6. Password permutations

So you're all done, and up and running again – but the chances are you won't be aware of any outstanding issues relating to the original infection. 

You should definitely take this chance to change all passwords. Make sure these are different for every online service you use and have a high degree of entropy i.e. they’re hard to break. 

If you don’t use one already, now may be a good time to switch to one of the best password managers. These convenient programs make it simple to generate unique and difficult to hack passwords, and equally importantly, keep them usable across your multiple devices. 

If you don’t want to trust your passwords to a third-party program, Diceware is another great way to generate very strong and easy to remember passwords without using any specialist software. 

Also, for those accounts that offer it, such as Google, Hotmail and Yahoo, download their authenticator apps and implement two-factor authentication. This means if someone tries to log into your account from a new device or location, they’ll need to provide a 6-digit code as well as your password to log in. 

You can provide this easily yourself if, for instance, you get a new cellphone using any of the best authenticator apps but an attacker would have no way to steal the code, as they keep changing.  

7. Old habits die hard

Now that you've been through your first hacking attempt, you understand the importance of keeping regular backups as well as keeping your system and antivirus up to date. You’ve also hopefully by now changed to using unique, strong passwords for all your online services as well as use two-factor authentication where available.

New forms of malware are coming out all the time but they still rely on good old human error to help them spread. This means you have to develop some other good habits to stay safe:

Even if that doesn’t happen, you’re broadcasting your IP address and any unencrypted data to the internet at large. Choosing the best VPN provider will encrypt your traffic and conceal your IP behind a VPN server.  

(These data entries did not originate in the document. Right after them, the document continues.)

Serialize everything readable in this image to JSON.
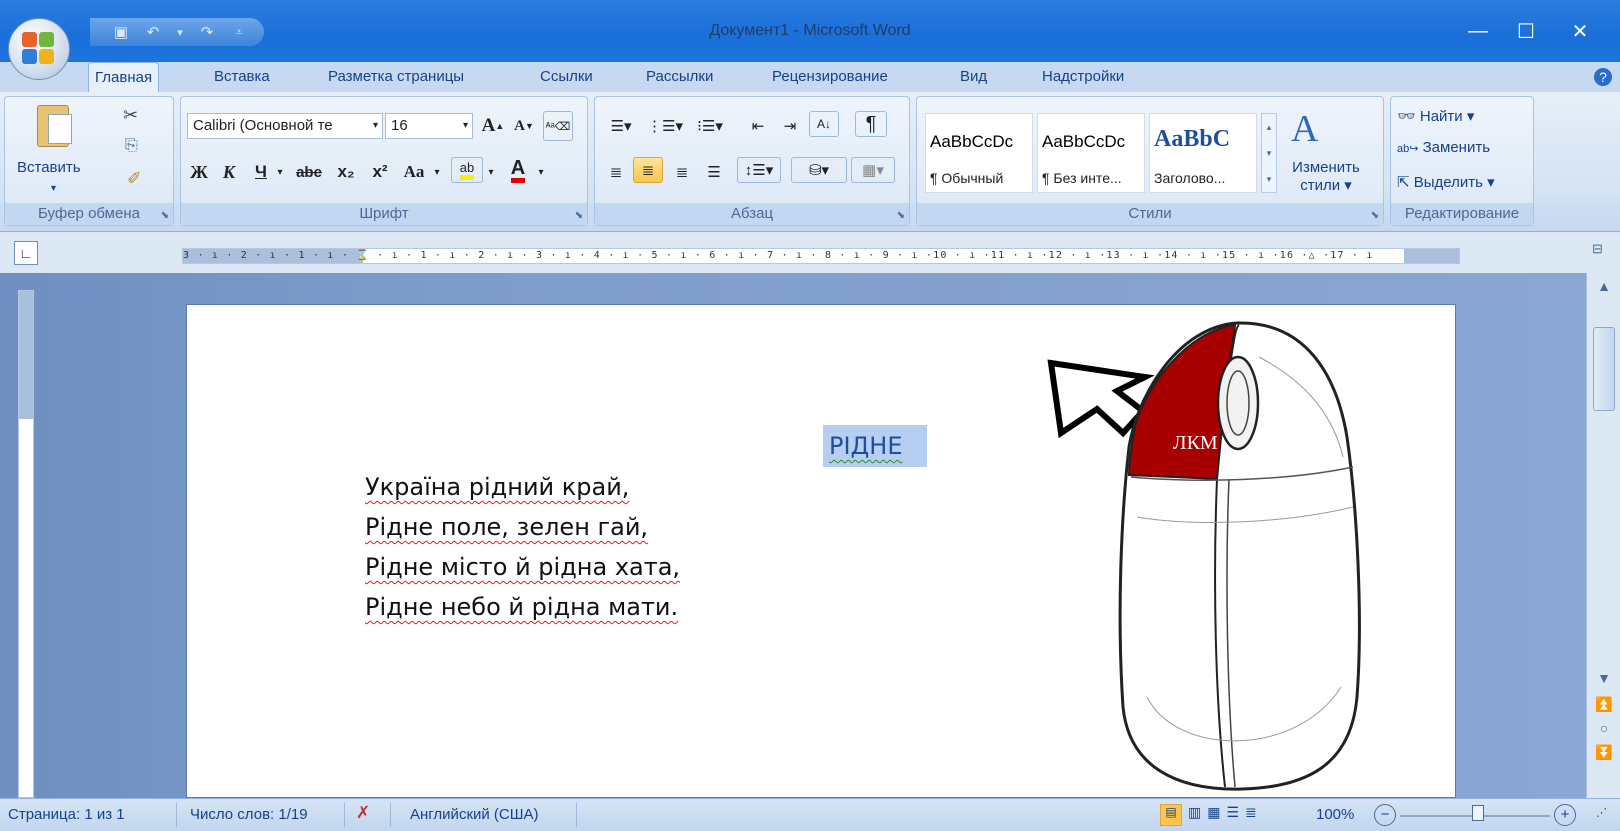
{
  "window": {
    "title": "Документ1 - Microsoft Word"
  },
  "tabs": [
    "Главная",
    "Вставка",
    "Разметка страницы",
    "Ссылки",
    "Рассылки",
    "Рецензирование",
    "Вид",
    "Надстройки"
  ],
  "clipboard": {
    "paste_label": "Вставить",
    "group_label": "Буфер обмена"
  },
  "font": {
    "name": "Calibri (Основной те",
    "size": "16",
    "group_label": "Шрифт",
    "bold": "Ж",
    "italic": "К",
    "underline": "Ч",
    "strike": "abe",
    "subscript": "x₂",
    "superscript": "x²",
    "case": "Aa",
    "grow": "A",
    "shrink": "A"
  },
  "paragraph": {
    "group_label": "Абзац",
    "pilcrow": "¶"
  },
  "styles": {
    "group_label": "Стили",
    "items": [
      {
        "preview": "AaBbCcDc",
        "name": "¶ Обычный"
      },
      {
        "preview": "AaBbCcDc",
        "name": "¶ Без инте..."
      },
      {
        "preview": "AaBbC",
        "name": "Заголово..."
      }
    ],
    "change_label_1": "Изменить",
    "change_label_2": "стили"
  },
  "editing": {
    "find": "Найти",
    "replace": "Заменить",
    "select": "Выделить",
    "group_label": "Редактирование"
  },
  "ruler": {
    "tick_text": "3 · ı · 2 · ı · 1 · ı · ⌛ · ı · 1 · ı · 2 · ı · 3 · ı · 4 · ı · 5 · ı · 6 · ı · 7 · ı · 8 · ı · 9 · ı ·10 · ı ·11 · ı ·12 · ı ·13 · ı ·14 · ı ·15 · ı ·16 ·△ ·17 · ı"
  },
  "document": {
    "heading": "РІДНЕ",
    "lines": [
      "Україна рідний край,",
      "Рідне поле, зелен гай,",
      "Рідне місто й рідна хата,",
      "Рідне небо й рідна мати."
    ]
  },
  "mouse_illustration": {
    "left_button_label": "ЛКМ",
    "left_button_color": "#a80000"
  },
  "status": {
    "page": "Страница: 1 из 1",
    "words": "Число слов: 1/19",
    "language": "Английский (США)",
    "zoom": "100%"
  },
  "colors": {
    "titlebar": "#1a6fd9",
    "ribbon": "#dce8f6",
    "doc_background": "#7f9dcb",
    "selection": "#b6cff0"
  }
}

Jonas P. DeMuro

Jonas P. DeMuro is a freelance reviewer covering wireless networking hardware.

With contributions from